§ **Exercise instructions**:
In the records below, find the line containing "Decode this image"; restate it and every later line word for word, through the last.

*** Task data

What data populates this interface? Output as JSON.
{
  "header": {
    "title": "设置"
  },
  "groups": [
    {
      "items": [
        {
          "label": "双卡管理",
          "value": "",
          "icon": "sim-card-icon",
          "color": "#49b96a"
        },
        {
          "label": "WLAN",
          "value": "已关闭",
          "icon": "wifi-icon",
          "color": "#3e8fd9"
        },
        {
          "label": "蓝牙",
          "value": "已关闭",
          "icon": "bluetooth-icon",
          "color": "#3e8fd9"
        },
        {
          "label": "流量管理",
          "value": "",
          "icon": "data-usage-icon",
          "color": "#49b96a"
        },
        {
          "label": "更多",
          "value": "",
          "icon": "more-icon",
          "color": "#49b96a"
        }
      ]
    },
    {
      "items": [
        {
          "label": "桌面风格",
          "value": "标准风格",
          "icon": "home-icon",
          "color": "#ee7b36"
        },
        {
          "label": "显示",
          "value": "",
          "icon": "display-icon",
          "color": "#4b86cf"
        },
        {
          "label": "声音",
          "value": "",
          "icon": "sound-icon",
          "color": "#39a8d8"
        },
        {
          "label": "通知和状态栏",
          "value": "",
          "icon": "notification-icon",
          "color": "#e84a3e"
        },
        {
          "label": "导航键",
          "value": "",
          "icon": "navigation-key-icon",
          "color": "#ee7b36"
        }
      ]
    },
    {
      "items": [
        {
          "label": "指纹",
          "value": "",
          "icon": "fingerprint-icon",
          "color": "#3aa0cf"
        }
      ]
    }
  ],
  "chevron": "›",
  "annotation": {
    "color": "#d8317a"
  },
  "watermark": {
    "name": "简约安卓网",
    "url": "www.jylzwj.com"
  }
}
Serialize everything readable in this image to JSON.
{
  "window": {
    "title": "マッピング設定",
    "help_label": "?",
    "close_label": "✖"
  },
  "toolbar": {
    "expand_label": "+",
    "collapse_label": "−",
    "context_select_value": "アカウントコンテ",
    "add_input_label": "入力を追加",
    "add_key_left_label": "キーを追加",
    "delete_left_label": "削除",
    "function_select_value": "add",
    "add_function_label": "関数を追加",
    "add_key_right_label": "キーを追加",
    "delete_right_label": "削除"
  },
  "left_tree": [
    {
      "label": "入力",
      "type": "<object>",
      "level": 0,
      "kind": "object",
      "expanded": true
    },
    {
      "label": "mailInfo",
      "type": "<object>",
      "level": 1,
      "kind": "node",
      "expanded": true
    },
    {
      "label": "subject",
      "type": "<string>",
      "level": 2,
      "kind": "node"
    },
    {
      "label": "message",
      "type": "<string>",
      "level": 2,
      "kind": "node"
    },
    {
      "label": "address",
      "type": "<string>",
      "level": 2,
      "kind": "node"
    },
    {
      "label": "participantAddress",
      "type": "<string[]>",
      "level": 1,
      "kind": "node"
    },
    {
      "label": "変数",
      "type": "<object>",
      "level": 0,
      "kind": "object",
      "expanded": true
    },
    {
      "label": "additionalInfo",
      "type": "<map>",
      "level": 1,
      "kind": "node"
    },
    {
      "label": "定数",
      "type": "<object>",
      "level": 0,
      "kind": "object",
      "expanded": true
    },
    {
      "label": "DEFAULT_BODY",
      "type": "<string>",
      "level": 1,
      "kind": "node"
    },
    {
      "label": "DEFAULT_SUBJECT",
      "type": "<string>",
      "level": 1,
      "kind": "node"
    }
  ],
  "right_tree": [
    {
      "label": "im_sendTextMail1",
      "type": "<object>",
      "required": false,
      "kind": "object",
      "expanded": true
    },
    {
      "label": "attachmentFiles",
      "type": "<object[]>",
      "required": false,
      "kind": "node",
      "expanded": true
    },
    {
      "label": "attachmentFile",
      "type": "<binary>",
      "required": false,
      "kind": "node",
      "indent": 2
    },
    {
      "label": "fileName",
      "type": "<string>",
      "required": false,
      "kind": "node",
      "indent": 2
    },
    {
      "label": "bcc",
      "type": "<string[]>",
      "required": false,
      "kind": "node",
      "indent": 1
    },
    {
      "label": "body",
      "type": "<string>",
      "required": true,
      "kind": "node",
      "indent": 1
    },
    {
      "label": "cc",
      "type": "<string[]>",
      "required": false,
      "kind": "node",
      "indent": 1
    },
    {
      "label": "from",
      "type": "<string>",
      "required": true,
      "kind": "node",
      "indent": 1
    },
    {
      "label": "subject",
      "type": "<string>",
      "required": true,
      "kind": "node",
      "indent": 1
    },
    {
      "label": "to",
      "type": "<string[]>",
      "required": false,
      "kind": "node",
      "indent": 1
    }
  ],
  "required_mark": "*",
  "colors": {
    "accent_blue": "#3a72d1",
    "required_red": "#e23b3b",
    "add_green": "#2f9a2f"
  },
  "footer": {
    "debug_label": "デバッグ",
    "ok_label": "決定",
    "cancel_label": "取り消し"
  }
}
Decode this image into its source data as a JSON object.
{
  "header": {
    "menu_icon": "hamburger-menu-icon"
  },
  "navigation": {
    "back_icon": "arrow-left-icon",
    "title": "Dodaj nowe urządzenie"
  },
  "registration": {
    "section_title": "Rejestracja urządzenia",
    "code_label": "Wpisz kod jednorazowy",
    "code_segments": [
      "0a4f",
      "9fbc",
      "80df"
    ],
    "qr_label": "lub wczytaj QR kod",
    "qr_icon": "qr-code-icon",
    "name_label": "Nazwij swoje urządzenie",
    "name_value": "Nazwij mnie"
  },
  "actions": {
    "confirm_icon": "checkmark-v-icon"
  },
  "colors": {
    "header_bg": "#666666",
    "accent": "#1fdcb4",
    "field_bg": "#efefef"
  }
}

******

§ **Reply**:
Decode this image into its source data as a JSON object.
{
  "header": {
    "menu_icon": "hamburger-menu-icon"
  },
  "navigation": {
    "back_icon": "arrow-left-icon",
    "title": "Dodaj nowe urządzenie"
  },
  "registration": {
    "section_title": "Rejestracja urządzenia",
    "code_label": "Wpisz kod jednorazowy",
    "code_segments": [
      "0a4f",
      "9fbc",
      "80df"
    ],
    "qr_label": "lub wczytaj QR kod",
    "qr_icon": "qr-code-icon",
    "name_label": "Nazwij swoje urządzenie",
    "name_value": "Nazwij mnie"
  },
  "actions": {
    "confirm_icon": "checkmark-v-icon"
  },
  "colors": {
    "header_bg": "#666666",
    "accent": "#1fdcb4",
    "field_bg": "#efefef"
  }
}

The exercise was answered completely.